* DATA FOR THIS TASK
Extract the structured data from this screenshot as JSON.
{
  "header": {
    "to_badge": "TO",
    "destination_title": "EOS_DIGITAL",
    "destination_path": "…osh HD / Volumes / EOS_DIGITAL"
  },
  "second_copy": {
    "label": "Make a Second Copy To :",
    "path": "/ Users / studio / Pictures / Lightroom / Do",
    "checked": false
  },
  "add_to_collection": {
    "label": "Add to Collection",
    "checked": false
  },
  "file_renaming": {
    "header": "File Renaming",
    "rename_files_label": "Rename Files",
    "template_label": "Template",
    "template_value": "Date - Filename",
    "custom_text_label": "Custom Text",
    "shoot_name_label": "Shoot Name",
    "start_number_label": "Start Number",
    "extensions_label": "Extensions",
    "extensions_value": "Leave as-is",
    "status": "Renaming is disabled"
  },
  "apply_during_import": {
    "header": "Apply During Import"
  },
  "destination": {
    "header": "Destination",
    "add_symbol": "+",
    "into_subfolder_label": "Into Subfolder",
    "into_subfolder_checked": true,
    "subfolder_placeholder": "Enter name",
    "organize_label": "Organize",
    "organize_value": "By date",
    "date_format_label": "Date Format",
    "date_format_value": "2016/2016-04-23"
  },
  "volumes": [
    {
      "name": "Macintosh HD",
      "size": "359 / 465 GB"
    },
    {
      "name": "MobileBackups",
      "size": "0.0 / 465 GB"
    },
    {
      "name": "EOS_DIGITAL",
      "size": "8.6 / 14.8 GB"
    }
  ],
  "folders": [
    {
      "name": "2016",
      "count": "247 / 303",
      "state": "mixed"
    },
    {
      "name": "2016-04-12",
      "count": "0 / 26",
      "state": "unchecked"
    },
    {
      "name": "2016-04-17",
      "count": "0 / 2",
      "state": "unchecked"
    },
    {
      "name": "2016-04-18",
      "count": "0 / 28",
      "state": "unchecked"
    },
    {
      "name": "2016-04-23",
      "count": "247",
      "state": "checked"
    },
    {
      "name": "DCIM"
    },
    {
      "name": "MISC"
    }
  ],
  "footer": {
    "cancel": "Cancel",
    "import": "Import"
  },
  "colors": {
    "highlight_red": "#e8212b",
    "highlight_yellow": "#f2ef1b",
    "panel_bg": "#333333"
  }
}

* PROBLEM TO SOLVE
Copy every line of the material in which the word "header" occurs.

* RESULT
  "header": {
    "header": "File Renaming",
    "header": "Apply During Import"
    "header": "Destination",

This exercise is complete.